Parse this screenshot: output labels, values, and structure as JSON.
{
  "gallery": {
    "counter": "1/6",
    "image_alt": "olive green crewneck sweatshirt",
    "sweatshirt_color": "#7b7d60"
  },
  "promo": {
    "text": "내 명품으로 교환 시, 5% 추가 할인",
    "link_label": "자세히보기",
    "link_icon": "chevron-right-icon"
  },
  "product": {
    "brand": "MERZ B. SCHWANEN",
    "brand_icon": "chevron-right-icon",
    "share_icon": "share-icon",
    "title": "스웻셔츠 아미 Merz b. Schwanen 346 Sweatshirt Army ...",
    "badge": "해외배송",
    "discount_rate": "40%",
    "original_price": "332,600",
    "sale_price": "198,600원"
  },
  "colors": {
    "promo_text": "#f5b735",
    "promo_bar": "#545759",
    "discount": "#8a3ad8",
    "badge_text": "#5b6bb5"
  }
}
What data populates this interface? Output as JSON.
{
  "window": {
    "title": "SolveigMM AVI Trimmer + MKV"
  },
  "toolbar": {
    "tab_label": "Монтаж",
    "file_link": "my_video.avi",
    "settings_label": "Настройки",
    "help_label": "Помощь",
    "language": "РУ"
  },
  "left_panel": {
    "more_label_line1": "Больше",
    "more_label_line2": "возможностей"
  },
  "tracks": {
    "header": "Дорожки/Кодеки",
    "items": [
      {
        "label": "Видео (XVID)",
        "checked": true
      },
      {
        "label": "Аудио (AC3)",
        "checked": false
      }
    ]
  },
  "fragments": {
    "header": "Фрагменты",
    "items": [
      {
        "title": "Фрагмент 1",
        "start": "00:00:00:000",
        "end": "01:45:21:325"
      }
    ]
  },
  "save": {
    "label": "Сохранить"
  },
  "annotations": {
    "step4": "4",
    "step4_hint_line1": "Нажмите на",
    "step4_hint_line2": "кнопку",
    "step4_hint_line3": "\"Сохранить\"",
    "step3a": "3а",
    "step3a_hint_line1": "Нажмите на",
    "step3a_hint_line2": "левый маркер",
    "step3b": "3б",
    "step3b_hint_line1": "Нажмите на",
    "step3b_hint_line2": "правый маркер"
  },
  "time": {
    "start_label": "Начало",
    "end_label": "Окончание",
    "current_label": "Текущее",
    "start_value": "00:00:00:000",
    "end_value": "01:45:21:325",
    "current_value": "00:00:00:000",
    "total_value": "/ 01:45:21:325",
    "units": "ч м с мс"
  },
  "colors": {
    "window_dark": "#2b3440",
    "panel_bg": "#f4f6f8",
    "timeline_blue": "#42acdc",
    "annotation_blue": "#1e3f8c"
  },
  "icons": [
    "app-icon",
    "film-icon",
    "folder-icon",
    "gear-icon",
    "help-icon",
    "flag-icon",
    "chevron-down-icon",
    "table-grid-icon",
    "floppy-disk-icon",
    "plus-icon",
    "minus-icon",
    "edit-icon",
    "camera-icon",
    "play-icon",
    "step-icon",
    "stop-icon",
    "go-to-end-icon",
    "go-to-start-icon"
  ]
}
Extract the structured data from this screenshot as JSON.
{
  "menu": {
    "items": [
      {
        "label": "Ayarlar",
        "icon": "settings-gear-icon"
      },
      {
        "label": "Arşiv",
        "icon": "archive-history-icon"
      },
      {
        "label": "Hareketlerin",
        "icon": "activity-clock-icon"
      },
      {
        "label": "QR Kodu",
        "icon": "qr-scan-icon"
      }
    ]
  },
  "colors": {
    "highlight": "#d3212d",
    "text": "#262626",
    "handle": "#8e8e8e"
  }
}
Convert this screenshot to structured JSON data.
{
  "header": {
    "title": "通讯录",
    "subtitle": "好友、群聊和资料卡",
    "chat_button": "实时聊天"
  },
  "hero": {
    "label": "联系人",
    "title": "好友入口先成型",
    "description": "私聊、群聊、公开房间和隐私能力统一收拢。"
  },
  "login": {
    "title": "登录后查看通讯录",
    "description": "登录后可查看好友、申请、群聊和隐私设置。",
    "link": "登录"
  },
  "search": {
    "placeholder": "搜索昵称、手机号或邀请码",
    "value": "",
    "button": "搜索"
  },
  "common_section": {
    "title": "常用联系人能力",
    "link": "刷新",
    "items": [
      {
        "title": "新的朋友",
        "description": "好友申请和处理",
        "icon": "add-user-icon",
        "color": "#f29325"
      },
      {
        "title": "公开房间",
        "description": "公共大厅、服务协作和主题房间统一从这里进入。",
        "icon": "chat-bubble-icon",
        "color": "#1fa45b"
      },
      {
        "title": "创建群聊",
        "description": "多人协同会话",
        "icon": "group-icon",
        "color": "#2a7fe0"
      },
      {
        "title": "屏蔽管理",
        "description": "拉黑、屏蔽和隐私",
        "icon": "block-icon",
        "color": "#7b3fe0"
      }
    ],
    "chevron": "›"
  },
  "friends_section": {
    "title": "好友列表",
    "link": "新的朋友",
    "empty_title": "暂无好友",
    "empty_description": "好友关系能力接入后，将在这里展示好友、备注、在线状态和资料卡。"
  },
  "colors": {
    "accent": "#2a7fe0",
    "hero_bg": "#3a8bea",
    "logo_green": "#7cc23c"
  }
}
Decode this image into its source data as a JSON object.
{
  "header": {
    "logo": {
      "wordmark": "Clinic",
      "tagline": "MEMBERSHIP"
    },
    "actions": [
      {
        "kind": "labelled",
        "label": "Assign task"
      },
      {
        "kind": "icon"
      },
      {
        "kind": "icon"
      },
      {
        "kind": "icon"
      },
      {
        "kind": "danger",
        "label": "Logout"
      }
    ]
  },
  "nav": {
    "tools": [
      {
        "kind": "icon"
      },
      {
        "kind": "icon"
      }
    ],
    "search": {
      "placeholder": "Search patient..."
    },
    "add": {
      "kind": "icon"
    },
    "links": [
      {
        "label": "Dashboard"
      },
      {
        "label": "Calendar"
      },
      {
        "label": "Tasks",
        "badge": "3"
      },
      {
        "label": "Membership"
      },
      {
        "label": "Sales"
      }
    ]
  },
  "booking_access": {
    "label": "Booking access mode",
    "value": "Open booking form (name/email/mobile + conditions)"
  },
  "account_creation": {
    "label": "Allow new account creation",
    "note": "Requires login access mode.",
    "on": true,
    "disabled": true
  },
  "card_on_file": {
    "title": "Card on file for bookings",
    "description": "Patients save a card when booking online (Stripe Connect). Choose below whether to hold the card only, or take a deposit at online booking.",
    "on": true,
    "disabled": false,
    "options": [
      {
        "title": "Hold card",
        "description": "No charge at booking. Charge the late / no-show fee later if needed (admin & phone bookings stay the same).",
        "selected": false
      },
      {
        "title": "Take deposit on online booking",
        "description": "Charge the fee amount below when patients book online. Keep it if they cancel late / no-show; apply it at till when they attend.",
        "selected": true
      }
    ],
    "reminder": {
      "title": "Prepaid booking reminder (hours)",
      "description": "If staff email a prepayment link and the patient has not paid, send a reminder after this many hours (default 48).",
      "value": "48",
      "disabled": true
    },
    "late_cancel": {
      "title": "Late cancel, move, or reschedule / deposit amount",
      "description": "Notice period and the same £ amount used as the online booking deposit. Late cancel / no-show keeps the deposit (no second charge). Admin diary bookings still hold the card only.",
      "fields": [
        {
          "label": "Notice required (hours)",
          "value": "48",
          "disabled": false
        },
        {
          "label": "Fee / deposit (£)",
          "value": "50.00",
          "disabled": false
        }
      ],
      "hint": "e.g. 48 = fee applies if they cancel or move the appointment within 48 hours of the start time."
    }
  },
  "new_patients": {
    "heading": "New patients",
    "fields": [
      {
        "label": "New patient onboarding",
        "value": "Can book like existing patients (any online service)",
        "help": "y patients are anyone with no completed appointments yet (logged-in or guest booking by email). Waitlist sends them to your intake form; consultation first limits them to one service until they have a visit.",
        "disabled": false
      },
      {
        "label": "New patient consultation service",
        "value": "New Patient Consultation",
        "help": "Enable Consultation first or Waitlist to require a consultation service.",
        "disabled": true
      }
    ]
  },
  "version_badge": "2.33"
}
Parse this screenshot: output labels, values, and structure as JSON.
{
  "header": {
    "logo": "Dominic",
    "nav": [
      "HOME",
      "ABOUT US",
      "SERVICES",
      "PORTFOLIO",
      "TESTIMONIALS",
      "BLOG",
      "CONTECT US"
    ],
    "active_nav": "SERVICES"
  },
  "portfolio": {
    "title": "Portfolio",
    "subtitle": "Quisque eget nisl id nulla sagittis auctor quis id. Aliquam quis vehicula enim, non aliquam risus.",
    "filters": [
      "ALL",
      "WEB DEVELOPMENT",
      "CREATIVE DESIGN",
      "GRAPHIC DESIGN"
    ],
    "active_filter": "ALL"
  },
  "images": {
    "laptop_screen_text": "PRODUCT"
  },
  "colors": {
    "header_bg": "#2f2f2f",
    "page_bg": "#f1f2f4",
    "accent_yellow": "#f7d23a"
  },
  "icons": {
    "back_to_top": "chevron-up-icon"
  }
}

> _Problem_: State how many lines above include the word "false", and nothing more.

> _Solution below_: 6